→ ASSIGNMENT:
Take each line below that has "Ujeżdżenie" and copy it.

====== RECORDS SHOWN

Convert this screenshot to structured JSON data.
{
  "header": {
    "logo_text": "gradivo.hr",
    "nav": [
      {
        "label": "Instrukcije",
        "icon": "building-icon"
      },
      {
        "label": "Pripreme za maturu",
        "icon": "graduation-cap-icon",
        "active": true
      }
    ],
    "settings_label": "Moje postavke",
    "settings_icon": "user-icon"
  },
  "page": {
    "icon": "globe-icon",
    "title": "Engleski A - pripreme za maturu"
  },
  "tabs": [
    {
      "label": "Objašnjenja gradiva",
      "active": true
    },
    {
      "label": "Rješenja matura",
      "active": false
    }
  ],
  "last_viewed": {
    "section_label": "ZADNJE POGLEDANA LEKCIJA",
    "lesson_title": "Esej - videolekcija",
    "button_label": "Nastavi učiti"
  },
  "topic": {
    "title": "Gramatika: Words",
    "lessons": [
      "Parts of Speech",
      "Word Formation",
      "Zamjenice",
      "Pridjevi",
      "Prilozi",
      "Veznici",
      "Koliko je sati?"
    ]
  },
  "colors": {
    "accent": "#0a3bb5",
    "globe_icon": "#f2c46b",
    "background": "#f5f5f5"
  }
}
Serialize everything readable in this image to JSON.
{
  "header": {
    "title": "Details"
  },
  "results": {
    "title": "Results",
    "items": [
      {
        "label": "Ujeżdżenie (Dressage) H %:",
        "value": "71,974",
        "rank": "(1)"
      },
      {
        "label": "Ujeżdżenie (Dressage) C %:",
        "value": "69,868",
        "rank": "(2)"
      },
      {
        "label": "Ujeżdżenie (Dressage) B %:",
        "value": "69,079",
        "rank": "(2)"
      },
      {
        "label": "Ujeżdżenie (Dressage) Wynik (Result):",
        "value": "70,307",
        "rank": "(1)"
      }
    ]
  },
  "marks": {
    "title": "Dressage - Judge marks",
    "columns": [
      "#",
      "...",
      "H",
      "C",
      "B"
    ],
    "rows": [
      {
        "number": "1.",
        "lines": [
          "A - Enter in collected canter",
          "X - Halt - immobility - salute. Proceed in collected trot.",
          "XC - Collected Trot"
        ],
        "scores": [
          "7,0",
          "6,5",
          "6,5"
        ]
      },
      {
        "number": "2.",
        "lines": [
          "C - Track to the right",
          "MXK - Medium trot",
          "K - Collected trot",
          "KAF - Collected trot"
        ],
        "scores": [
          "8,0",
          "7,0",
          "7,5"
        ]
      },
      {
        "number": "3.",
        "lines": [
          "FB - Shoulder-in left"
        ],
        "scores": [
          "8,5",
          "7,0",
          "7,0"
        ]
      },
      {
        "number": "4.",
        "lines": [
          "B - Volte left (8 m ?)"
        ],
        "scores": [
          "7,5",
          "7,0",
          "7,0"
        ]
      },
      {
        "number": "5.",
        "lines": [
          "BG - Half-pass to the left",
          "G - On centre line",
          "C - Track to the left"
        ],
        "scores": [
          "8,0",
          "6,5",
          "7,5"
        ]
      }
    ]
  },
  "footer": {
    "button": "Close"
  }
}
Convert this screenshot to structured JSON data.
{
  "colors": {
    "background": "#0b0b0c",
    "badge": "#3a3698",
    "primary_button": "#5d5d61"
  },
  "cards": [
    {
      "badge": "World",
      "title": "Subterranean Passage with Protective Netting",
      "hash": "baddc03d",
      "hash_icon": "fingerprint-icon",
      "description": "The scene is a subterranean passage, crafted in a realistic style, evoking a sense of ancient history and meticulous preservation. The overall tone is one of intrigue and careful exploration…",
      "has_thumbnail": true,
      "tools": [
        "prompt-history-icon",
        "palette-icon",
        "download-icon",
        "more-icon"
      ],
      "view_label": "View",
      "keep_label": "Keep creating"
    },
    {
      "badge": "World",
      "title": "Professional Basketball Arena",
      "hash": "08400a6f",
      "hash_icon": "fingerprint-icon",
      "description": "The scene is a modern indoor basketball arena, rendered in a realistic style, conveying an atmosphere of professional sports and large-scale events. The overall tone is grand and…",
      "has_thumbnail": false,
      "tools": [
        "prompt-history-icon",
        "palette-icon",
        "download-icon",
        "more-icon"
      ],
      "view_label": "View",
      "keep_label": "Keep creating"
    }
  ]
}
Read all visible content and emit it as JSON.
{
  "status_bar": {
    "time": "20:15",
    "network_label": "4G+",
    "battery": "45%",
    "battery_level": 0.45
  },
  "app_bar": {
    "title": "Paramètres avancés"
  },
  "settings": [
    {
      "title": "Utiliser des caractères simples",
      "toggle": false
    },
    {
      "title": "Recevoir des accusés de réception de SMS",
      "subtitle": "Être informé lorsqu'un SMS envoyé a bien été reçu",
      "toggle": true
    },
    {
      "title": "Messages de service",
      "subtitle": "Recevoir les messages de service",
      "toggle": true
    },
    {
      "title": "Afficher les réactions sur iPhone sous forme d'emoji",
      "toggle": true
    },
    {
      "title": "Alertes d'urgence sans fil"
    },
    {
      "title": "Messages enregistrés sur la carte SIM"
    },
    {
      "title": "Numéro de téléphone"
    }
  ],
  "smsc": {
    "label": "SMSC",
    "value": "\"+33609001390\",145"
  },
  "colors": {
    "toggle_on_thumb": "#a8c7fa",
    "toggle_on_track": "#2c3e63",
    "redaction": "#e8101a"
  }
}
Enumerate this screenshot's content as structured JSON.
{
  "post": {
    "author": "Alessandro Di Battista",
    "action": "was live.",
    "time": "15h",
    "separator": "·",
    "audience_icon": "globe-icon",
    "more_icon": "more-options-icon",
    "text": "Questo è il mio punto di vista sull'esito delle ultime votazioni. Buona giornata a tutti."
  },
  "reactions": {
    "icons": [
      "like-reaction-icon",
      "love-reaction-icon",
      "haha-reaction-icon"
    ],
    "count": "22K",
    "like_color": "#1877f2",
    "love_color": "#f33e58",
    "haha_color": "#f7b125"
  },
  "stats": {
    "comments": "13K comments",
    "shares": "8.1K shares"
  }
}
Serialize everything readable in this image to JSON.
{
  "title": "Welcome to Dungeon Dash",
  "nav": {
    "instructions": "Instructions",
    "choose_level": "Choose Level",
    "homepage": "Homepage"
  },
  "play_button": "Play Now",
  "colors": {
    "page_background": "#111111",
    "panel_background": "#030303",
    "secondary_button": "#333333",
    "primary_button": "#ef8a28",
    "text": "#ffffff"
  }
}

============

→ WRITTEN RESPONSE:
        "label": "Ujeżdżenie (Dressage) H %:",
        "label": "Ujeżdżenie (Dressage) C %:",
        "label": "Ujeżdżenie (Dressage) B %:",
        "label": "Ujeżdżenie (Dressage) Wynik (Result):",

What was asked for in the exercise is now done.